Here’s another video tour of one of my early sketchbooks. Old #3 was one of the first I handbound, nice heavy bond pages in a marbleized paper shell, courtesy of my recent classes at the Center for Book Arts. I was forcing myself to work in narrow confines back then — just line and a couple of warm grey brush markers to add tone. It’s interesting to me to see how my technique developed through the course of this partiucalar book and I was clearly itching for more media by book’s end.
(Those of you troubled by the quality of my last video will be glad to know that after much trial and error, I have developed a good video setup that is easier to watch and listen to. I hope it makes a difference.)
Incidentally, I had a lovely time in Portland this week, chatting with attendees of the Art and Soul creativity conference and then giving a 90 minute talk on how and why I developed my drawing habit. I was amazed and delighted at how many people showed up armed with dogeared copies of my books and I was flattered that so many insisted I pose with them and have my picture taken. They threatened to invite me to next year’s conference in Virginia and I parried by threatening to come.
When I went to Yorkshire to visit my drawing pal, Richard Bell, an ITV film crew showed up to profile him. They shot us as we drew together and later, they took him off for a tramp in the wild.

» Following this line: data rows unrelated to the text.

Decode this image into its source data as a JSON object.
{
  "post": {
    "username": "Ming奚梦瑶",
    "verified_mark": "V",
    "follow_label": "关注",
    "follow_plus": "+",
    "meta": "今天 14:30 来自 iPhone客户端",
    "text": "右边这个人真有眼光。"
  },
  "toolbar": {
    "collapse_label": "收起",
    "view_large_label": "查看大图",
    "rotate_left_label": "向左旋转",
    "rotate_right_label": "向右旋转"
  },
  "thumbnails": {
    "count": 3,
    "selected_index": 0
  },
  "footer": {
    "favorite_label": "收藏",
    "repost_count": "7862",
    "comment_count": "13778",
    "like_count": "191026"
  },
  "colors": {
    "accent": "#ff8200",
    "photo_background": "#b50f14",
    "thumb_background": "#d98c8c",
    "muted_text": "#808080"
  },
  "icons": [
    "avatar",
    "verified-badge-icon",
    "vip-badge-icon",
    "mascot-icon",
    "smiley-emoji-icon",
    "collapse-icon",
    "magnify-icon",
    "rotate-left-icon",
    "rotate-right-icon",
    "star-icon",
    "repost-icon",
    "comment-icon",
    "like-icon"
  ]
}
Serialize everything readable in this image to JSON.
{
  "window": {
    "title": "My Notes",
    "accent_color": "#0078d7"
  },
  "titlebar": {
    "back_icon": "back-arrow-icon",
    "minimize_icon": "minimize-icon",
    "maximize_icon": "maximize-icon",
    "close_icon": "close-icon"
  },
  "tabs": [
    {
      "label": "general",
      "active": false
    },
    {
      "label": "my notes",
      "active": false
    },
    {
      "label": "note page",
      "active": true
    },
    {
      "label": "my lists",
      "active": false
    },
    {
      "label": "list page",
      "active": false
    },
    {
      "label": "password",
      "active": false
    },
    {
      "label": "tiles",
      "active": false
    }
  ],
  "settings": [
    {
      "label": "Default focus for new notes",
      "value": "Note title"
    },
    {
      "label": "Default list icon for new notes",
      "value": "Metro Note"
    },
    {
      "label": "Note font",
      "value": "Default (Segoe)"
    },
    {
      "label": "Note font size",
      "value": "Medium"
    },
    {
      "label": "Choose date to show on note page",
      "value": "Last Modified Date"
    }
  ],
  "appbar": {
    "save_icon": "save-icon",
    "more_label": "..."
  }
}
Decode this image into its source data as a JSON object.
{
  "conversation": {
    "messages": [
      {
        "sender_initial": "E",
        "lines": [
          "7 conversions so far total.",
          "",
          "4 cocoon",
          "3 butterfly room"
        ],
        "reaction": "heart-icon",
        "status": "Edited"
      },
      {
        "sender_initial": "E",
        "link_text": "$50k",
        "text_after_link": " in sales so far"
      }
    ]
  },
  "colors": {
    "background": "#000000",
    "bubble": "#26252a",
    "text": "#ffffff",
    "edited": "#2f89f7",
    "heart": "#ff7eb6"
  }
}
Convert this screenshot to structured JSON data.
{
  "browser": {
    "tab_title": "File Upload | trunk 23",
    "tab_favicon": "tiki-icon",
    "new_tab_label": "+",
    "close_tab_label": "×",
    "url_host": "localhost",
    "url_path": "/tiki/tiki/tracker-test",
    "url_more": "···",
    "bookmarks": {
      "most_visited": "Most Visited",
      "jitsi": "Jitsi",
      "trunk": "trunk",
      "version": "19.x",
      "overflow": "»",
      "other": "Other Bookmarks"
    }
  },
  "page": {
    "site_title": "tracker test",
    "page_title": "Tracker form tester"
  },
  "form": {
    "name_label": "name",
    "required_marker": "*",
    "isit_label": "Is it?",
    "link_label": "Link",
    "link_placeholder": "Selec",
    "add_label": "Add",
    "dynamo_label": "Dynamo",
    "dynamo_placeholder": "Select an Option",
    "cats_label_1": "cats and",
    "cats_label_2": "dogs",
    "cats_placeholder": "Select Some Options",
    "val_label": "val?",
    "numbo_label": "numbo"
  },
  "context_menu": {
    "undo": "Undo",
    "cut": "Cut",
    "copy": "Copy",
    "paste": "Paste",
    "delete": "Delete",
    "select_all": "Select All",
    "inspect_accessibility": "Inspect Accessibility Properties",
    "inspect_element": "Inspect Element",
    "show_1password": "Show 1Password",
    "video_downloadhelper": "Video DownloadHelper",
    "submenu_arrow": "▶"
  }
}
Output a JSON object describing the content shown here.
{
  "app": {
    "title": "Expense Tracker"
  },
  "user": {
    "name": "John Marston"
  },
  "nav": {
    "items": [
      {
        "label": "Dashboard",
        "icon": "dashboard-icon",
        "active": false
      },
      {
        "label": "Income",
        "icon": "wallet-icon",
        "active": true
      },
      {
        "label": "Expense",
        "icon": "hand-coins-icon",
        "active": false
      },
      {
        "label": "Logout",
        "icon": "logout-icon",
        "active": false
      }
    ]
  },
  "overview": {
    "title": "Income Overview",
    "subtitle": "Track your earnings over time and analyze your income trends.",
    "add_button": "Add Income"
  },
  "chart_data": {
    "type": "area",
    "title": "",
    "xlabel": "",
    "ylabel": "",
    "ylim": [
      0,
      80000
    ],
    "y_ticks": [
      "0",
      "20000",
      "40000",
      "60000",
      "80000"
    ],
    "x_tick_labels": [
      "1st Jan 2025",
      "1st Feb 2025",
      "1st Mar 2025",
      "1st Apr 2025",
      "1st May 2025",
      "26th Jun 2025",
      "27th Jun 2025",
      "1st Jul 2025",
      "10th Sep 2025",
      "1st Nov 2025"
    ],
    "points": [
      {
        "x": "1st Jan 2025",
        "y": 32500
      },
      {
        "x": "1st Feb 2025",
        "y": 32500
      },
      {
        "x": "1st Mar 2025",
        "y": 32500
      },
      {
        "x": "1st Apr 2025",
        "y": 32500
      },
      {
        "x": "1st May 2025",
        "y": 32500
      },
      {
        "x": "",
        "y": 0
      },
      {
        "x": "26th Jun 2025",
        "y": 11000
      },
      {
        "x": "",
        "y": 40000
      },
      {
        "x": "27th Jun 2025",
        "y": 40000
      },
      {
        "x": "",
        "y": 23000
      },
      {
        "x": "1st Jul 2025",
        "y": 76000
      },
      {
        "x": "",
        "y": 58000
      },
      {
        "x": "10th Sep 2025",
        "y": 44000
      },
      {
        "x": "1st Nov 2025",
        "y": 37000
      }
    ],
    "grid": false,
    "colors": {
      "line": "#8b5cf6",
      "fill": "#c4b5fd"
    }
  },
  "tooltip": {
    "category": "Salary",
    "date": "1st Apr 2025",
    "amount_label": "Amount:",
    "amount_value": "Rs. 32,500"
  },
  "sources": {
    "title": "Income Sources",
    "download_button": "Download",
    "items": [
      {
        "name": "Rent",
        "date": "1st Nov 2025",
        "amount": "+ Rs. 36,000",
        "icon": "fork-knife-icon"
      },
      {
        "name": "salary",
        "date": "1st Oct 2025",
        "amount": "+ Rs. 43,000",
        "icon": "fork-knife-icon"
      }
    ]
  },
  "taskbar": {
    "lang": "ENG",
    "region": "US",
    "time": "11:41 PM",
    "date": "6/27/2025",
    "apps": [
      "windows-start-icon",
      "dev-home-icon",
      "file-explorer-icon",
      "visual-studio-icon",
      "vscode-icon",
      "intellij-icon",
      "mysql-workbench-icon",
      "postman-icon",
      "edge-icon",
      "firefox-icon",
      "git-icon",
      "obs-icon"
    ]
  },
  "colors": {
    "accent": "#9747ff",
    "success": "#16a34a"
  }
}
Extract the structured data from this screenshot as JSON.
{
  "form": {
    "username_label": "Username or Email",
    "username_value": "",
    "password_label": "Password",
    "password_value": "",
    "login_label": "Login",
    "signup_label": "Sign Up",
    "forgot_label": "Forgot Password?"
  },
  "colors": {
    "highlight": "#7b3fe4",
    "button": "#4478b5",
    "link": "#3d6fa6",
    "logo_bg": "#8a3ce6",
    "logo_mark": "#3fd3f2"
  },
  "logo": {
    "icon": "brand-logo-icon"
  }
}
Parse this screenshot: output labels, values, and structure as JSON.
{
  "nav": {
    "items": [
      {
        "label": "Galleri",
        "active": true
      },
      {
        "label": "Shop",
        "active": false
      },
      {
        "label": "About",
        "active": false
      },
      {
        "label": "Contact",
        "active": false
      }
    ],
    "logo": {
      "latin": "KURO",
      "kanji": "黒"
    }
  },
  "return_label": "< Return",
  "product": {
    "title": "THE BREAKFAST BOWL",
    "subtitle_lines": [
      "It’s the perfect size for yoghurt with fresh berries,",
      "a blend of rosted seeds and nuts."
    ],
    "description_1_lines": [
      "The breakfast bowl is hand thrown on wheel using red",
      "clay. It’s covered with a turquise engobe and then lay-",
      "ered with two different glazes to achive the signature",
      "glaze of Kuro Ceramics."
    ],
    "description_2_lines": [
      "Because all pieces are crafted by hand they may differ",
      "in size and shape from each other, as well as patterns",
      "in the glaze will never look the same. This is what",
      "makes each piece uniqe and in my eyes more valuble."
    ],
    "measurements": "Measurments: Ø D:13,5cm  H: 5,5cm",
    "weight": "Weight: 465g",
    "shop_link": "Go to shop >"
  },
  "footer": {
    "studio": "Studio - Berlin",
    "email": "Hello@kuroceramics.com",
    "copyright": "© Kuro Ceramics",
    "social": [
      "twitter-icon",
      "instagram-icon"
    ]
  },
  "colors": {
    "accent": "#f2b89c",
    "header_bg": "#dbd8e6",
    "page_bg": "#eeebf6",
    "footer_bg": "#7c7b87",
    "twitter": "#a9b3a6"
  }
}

See me act like a New Yorker and horrify the locals while painting a snack truck.
(ITV was kind enough to send me a tape but they have not posted the show online so I am taking the liberty of sharing it here.)
(Part 1 of 2)
(Part 2 of 2)
Tim is three now and it’s high time he learned a trick or two. I read in an old German dog-training handbook (“Wie die Ausbildung von drei Kilo Wiener, um Ihnen eine heiß Tasse Kaffee” by Dackel J. PferdApfel) that, with the judicious application of a stout cudgel and hard taffy, one can get even the most timid long-haired miniature Dachshund to speak.
We spent a frustrating weekend working through the manual with Tim and were finally rewarded with his first few words. After a month of follow-up work, he is now entirely fluent in English, has shed most of his Dusseldorf accent (replaced for some reason with a Bensonhurst growl), and bores us with long monologues about lunch meat, cats, and the perils of thunderstorms.
Now we’re working on a much bigger challenge — getting him to draw. On Tuesday night, we began his first drawing lesson and he did a passable portrait of me, before moving on to sketch some flank steak, a barbecued chicken and a meatloaf. Fortunately, a local documentary film crew was on hand to capture his first faltering steps and they’ve been posted online.
I urge you to try to encourage your own family members to draw. It’s fun, it’s relaxing, and it’s easier than chasing your tail.
This video is also available in HD and on Youtube.
My latest attempt at cinema verité.
Art-alternatives.com sent me the biggest sketchbook I have ever seen. It is almost 700 pp. long, weighs 8 lbs, and is quite spectacular. We made a little film to show you what an effect it had on my family.
By the end of the week, the book will be available online from Artist & Display or by calling 1 800-722-7450. It will also be sold through art stores — for the nearest one, look at the dealer locater on the site.
Not giant enough? Check out this one!